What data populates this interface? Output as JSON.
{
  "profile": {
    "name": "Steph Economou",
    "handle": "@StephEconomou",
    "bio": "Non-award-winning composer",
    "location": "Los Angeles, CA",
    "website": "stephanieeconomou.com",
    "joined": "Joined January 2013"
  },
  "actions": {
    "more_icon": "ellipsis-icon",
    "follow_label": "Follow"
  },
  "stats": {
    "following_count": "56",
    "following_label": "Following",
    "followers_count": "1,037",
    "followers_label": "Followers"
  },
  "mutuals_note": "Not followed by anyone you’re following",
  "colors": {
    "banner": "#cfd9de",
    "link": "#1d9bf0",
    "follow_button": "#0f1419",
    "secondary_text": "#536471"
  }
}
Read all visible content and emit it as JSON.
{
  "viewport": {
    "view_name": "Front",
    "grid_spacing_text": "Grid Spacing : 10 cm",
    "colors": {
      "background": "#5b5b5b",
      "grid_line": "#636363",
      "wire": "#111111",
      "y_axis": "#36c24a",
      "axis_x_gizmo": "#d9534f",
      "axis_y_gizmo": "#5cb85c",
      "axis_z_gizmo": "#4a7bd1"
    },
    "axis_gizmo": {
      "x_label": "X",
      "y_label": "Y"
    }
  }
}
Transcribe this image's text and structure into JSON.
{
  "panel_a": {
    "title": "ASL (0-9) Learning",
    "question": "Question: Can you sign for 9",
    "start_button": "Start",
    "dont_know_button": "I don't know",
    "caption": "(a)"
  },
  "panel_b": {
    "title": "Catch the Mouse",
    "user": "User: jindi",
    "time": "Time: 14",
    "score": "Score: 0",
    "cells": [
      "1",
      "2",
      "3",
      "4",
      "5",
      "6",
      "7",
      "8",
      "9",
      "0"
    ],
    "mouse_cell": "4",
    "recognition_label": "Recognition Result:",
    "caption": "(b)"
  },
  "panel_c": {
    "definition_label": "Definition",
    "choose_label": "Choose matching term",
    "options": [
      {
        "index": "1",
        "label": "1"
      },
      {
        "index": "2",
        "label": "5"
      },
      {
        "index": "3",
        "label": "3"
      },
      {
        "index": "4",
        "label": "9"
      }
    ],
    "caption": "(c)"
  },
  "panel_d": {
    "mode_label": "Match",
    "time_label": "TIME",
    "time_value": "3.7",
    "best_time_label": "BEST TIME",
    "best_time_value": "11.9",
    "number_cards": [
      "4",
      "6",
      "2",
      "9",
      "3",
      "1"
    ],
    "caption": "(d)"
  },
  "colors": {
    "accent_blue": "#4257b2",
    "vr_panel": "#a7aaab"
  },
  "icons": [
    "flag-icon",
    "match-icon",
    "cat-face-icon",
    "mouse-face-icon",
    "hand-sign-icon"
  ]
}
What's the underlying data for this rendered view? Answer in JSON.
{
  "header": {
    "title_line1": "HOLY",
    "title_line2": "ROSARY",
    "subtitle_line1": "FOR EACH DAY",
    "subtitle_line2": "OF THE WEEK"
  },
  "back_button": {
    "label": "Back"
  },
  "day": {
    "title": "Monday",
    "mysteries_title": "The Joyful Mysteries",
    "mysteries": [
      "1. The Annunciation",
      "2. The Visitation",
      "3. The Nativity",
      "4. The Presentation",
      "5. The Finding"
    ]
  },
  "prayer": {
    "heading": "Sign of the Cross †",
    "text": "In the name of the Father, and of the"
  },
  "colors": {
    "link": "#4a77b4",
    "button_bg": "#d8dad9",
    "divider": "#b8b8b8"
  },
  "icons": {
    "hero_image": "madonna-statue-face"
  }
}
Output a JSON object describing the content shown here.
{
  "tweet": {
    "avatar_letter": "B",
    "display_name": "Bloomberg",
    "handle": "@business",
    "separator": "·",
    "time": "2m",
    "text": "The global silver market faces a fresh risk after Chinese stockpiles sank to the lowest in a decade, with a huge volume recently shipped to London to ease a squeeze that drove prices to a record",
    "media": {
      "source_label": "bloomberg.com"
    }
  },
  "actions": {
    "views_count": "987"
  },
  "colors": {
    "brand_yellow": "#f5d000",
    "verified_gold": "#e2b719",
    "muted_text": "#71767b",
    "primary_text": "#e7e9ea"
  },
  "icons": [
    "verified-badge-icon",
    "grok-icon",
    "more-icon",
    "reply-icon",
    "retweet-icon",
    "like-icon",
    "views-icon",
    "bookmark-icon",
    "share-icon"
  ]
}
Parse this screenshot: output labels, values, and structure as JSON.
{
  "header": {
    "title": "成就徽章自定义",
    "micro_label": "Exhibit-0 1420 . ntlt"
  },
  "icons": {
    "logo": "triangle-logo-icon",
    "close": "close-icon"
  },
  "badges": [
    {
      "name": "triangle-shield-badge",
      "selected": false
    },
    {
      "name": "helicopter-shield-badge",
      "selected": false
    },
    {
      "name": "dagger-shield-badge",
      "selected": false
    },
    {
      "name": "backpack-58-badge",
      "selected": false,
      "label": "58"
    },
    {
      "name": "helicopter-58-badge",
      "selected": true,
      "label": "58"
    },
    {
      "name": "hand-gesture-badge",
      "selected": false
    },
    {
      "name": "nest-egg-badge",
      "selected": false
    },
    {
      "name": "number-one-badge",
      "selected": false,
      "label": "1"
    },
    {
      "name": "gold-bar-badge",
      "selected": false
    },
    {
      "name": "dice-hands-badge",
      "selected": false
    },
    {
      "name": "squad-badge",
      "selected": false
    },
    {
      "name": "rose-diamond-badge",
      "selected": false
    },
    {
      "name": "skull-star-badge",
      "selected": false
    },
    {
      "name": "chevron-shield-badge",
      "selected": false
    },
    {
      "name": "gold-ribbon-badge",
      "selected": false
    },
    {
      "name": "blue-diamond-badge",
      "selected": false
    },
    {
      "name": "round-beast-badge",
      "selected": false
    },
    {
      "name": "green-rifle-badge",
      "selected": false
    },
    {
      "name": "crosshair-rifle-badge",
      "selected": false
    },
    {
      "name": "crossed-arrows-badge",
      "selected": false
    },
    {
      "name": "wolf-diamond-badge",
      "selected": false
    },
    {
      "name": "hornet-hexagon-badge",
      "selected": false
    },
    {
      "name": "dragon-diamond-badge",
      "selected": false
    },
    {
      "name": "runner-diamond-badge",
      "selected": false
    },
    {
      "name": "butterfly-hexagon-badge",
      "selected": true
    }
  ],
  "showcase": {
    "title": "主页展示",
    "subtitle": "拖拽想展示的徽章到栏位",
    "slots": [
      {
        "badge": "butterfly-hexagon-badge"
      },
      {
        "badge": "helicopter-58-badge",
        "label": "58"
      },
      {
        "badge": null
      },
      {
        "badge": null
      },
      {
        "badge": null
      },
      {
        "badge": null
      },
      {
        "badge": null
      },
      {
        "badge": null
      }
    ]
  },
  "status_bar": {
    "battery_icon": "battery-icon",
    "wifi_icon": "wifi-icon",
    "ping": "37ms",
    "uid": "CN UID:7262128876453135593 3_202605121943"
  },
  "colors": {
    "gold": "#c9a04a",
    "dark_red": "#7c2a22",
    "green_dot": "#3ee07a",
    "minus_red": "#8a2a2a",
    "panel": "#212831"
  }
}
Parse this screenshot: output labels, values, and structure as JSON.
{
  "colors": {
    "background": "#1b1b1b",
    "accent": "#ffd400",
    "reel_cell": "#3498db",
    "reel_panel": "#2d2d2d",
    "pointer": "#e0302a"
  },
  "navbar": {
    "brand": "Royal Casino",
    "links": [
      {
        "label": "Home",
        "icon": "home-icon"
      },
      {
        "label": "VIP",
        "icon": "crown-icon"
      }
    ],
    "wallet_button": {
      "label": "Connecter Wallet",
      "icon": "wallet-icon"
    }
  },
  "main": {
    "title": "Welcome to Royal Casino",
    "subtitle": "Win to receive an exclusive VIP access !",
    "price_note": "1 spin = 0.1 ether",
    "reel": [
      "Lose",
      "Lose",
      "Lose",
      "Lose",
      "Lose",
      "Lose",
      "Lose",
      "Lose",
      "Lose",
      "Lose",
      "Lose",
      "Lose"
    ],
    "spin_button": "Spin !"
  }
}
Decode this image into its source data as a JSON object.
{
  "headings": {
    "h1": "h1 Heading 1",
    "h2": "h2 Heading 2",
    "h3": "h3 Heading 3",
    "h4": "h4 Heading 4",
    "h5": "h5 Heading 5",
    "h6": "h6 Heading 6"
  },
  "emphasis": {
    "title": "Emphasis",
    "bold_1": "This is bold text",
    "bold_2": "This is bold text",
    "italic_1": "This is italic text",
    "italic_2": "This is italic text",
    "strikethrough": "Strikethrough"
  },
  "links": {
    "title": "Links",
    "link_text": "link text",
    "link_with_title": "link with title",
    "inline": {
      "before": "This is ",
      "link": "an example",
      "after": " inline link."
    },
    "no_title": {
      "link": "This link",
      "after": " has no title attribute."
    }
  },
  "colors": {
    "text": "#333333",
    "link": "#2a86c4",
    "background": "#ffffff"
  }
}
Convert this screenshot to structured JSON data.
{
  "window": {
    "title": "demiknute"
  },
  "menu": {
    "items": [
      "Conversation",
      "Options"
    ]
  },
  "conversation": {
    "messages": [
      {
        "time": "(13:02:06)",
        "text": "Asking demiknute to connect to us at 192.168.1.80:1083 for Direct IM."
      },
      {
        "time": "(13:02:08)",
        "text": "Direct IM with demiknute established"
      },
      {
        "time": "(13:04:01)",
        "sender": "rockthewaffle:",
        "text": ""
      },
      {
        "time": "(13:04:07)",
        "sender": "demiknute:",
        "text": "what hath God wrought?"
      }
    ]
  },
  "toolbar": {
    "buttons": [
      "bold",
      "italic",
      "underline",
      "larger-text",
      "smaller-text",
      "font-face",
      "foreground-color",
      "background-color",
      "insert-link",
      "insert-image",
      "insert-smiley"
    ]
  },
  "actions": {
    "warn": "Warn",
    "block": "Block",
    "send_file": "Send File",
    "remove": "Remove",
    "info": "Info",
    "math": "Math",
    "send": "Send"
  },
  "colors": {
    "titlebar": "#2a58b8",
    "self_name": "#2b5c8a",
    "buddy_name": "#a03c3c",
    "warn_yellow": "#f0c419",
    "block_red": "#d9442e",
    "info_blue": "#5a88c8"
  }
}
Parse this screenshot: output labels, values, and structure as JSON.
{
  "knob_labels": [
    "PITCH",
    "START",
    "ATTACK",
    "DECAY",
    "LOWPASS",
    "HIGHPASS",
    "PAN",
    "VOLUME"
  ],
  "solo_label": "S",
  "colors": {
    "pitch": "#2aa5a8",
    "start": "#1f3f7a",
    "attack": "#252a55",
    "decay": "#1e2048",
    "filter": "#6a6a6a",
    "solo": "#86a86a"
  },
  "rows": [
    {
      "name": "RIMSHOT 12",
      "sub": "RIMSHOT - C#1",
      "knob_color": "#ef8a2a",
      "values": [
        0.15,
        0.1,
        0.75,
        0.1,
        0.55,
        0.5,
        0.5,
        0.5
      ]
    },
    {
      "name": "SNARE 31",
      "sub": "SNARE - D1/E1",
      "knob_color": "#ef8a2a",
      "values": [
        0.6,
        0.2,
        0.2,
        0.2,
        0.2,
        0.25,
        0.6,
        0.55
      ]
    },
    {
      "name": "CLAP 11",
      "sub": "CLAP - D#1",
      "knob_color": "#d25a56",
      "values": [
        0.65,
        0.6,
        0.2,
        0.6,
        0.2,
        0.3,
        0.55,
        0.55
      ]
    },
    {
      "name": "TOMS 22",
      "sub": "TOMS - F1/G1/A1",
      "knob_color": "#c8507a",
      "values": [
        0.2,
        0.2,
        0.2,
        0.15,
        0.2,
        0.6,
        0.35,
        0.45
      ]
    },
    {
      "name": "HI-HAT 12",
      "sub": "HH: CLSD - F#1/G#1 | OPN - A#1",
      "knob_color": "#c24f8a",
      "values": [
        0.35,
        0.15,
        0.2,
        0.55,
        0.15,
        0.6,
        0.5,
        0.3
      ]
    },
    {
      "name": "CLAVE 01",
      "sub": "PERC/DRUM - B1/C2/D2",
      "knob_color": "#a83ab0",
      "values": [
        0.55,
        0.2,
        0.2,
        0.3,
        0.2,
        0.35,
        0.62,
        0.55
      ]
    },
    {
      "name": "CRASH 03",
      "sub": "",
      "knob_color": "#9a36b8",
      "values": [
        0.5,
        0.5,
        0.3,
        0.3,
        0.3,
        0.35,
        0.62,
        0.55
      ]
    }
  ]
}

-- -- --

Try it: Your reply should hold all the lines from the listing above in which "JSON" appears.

Exercise result:
What data populates this interface? Output as JSON.
Read all visible content and emit it as JSON.
Transcribe this image's text and structure into JSON.
What's the underlying data for this rendered view? Answer in JSON.
Output a JSON object describing the content shown here.
Parse this screenshot: output labels, values, and structure as JSON.
Parse this screenshot: output labels, values, and structure as JSON.
Decode this image into its source data as a JSON object.
Convert this screenshot to structured JSON data.
Parse this screenshot: output labels, values, and structure as JSON.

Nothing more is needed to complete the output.